» **What you need to do**: Below are lines of data; give the number of them that contain "time", and only that.

===== Data for processing

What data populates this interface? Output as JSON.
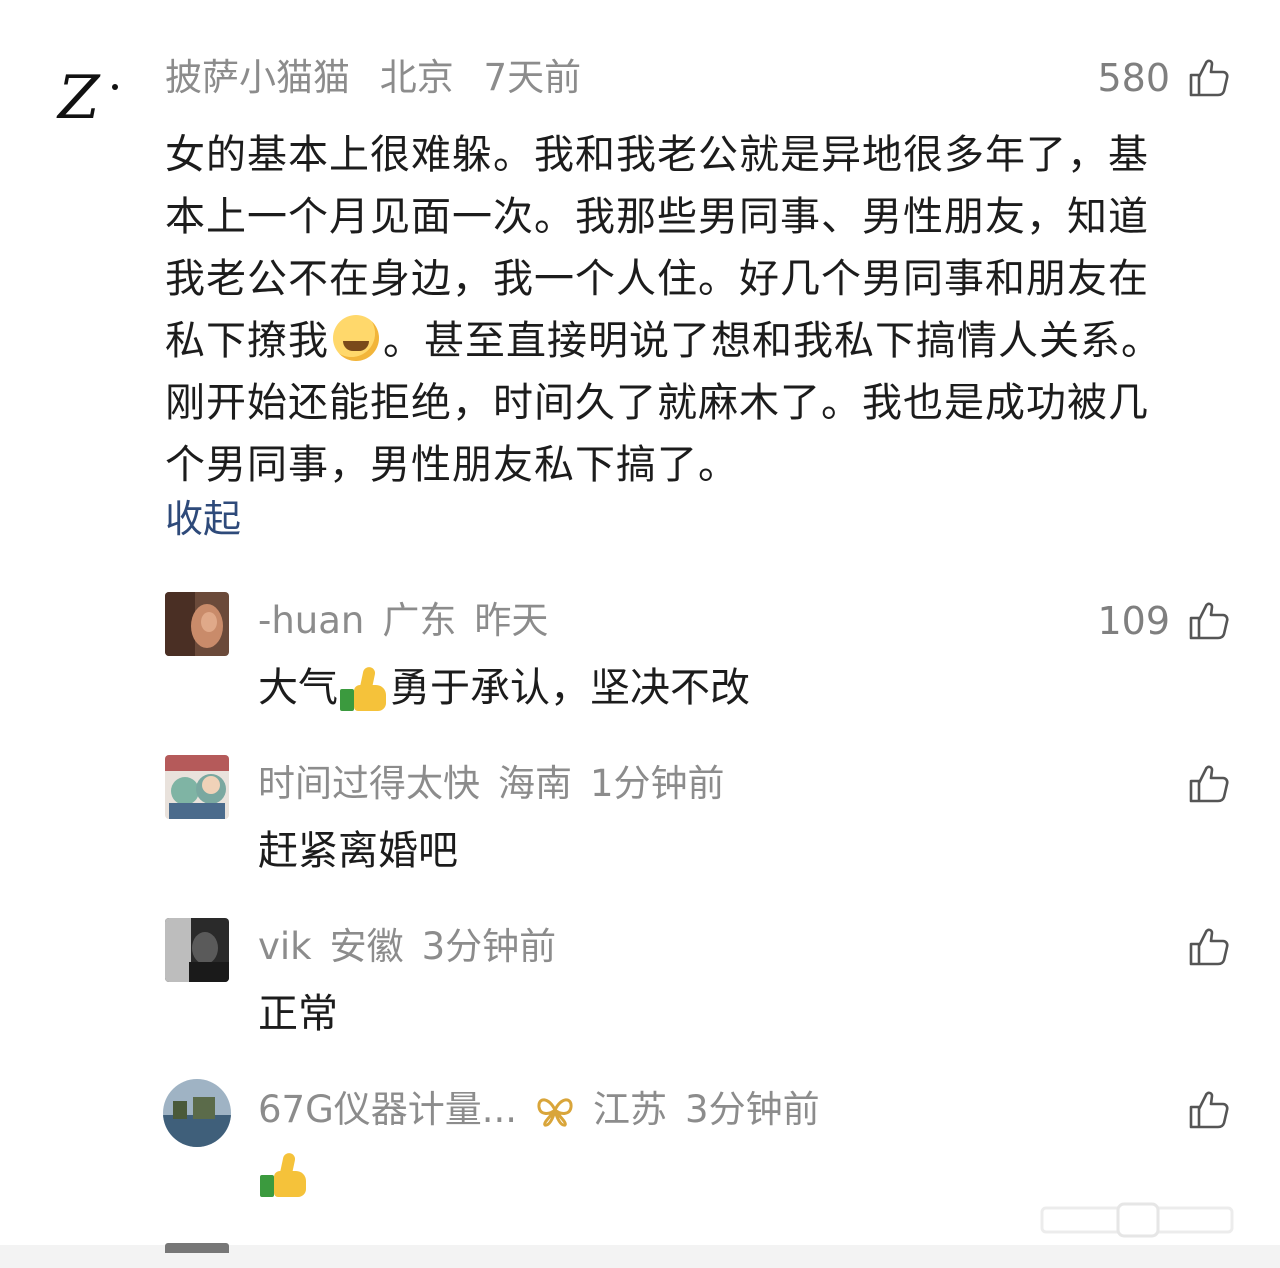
{
  "main_comment": {
    "avatar_text": "Z",
    "username": "披萨小猫猫",
    "location": "北京",
    "time": "7天前",
    "likes": "580",
    "lines": [
      {
        "text": "女的基本上很难躲。我和我老公就是异地很多年了，基"
      },
      {
        "text": "本上一个月见面一次。我那些男同事、男性朋友，知道"
      },
      {
        "text": "我老公不在身边，我一个人住。好几个男同事和朋友在"
      },
      {
        "before": "私下撩我",
        "after": "。甚至直接明说了想和我私下搞情人关系。"
      },
      {
        "text": "刚开始还能拒绝，时间久了就麻木了。我也是成功被几"
      },
      {
        "text": "个男同事，男性朋友私下搞了。"
      }
    ],
    "collapse_label": "收起"
  },
  "replies": [
    {
      "username": "-huan",
      "location": "广东",
      "time": "昨天",
      "likes": "109",
      "text_before": "大气",
      "text_after": "勇于承认，坚决不改"
    },
    {
      "username": "时间过得太快",
      "location": "海南",
      "time": "1分钟前",
      "likes": "",
      "text": "赶紧离婚吧"
    },
    {
      "username": "vik",
      "location": "安徽",
      "time": "3分钟前",
      "likes": "",
      "text": "正常"
    },
    {
      "username": "67G仪器计量...",
      "location": "江苏",
      "time": "3分钟前",
      "likes": "",
      "text": ""
    }
  ],
  "icons": {
    "like": "thumbs-up-outline-icon",
    "emoji_cry": "crying-laughing-emoji",
    "emoji_thumb": "thumbs-up-emoji",
    "badge": "butterfly-badge-icon"
  },
  "colors": {
    "meta": "#8c8c8c",
    "text": "#1c1c1c",
    "link": "#2e4a7a",
    "thumb_emoji": "#f5c23a"
  }
}
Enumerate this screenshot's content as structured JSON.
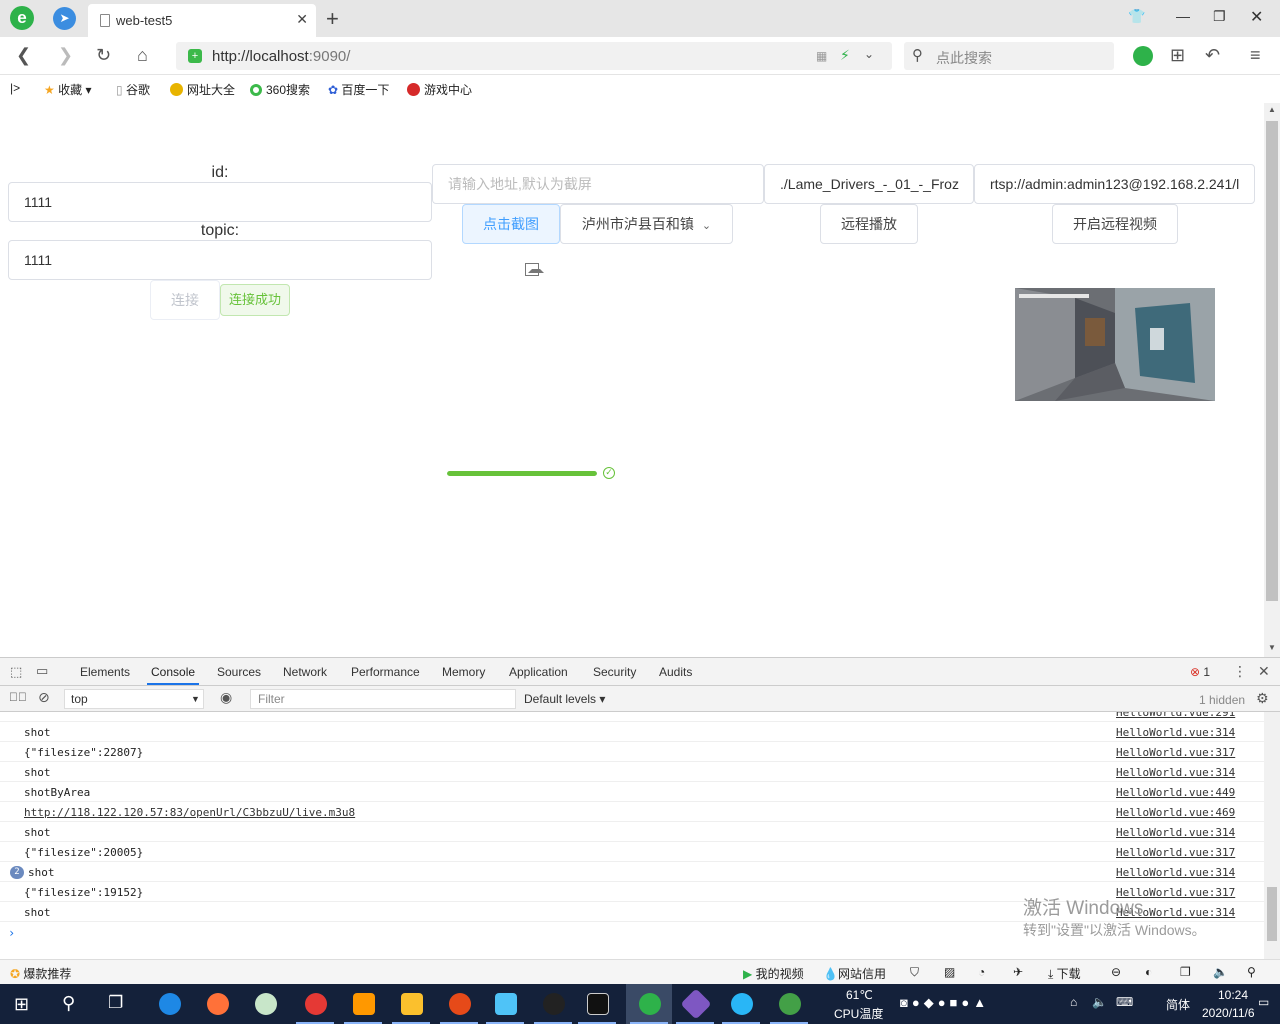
{
  "browser": {
    "tab_title": "web-test5",
    "url_host": "http://localhost",
    "url_rest": ":9090/",
    "search_placeholder": "点此搜索",
    "bookmarks": [
      "收藏",
      "谷歌",
      "网址大全",
      "360搜索",
      "百度一下",
      "游戏中心"
    ]
  },
  "form": {
    "id_label": "id:",
    "id_value": "1111",
    "topic_label": "topic:",
    "topic_value": "1111",
    "connect_label": "连接",
    "connected_label": "连接成功",
    "address_placeholder": "请输入地址,默认为截屏",
    "file_value": "./Lame_Drivers_-_01_-_Froz",
    "rtsp_value": "rtsp://admin:admin123@192.168.2.241/l",
    "capture_button": "点击截图",
    "location_select": "泸州市泸县百和镇",
    "remote_play_button": "远程播放",
    "remote_video_button": "开启远程视频",
    "progress": 1.0
  },
  "devtools": {
    "tabs": [
      "Elements",
      "Console",
      "Sources",
      "Network",
      "Performance",
      "Memory",
      "Application",
      "Security",
      "Audits"
    ],
    "active_tab": "Console",
    "error_count": "1",
    "context": "top",
    "filter_placeholder": "Filter",
    "levels": "Default levels",
    "hidden": "1 hidden",
    "rows": [
      {
        "msg": "shot",
        "src": "HelloWorld.vue:314"
      },
      {
        "msg": "{\"filesize\":22807}",
        "src": "HelloWorld.vue:317"
      },
      {
        "msg": "shot",
        "src": "HelloWorld.vue:314"
      },
      {
        "msg": "shotByArea",
        "src": "HelloWorld.vue:449"
      },
      {
        "msg": "http://118.122.120.57:83/openUrl/C3bbzuU/live.m3u8",
        "src": "HelloWorld.vue:469",
        "link": true
      },
      {
        "msg": "shot",
        "src": "HelloWorld.vue:314"
      },
      {
        "msg": "{\"filesize\":20005}",
        "src": "HelloWorld.vue:317"
      },
      {
        "msg": "shot",
        "src": "HelloWorld.vue:314",
        "count": "2"
      },
      {
        "msg": "{\"filesize\":19152}",
        "src": "HelloWorld.vue:317"
      },
      {
        "msg": "shot",
        "src": "HelloWorld.vue:314"
      }
    ],
    "watermark_title": "激活 Windows",
    "watermark_sub": "转到\"设置\"以激活 Windows。"
  },
  "statusbar": {
    "left": "爆款推荐",
    "my_video": "我的视频",
    "credit": "网站信用",
    "download": "下载"
  },
  "taskbar": {
    "temp": "61℃",
    "cpu": "CPU温度",
    "ime": "简体",
    "time": "10:24",
    "date": "2020/11/6"
  }
}
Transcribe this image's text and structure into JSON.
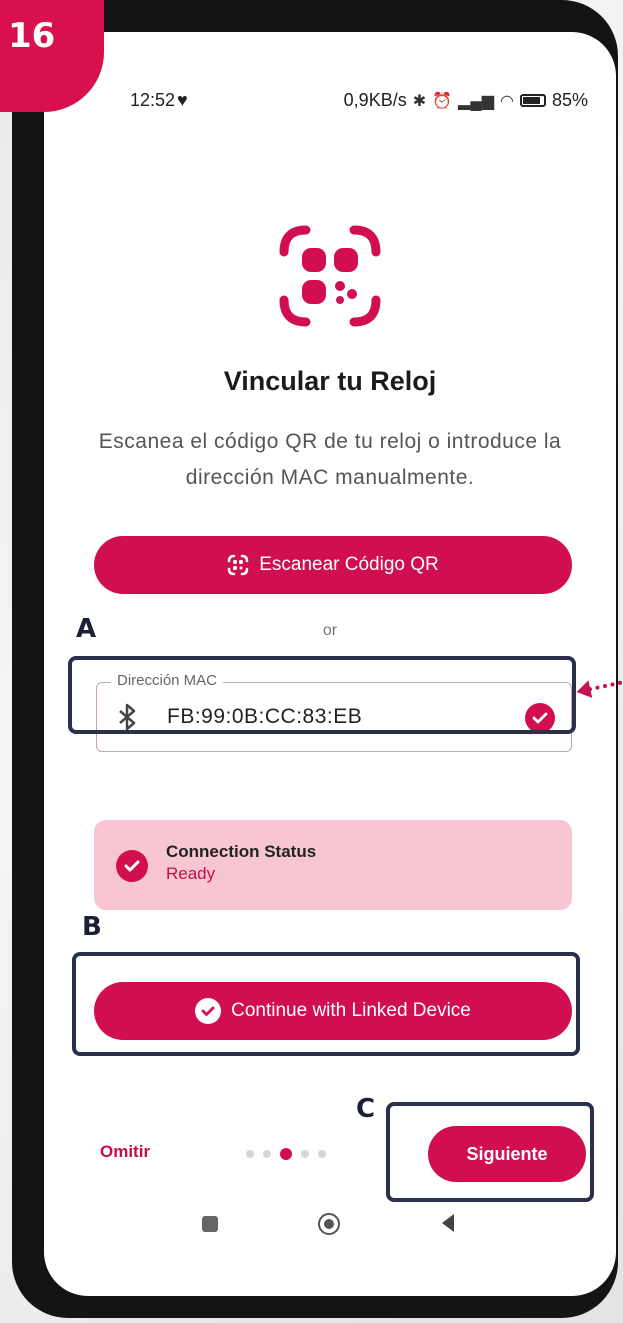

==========

» **Reply**: 6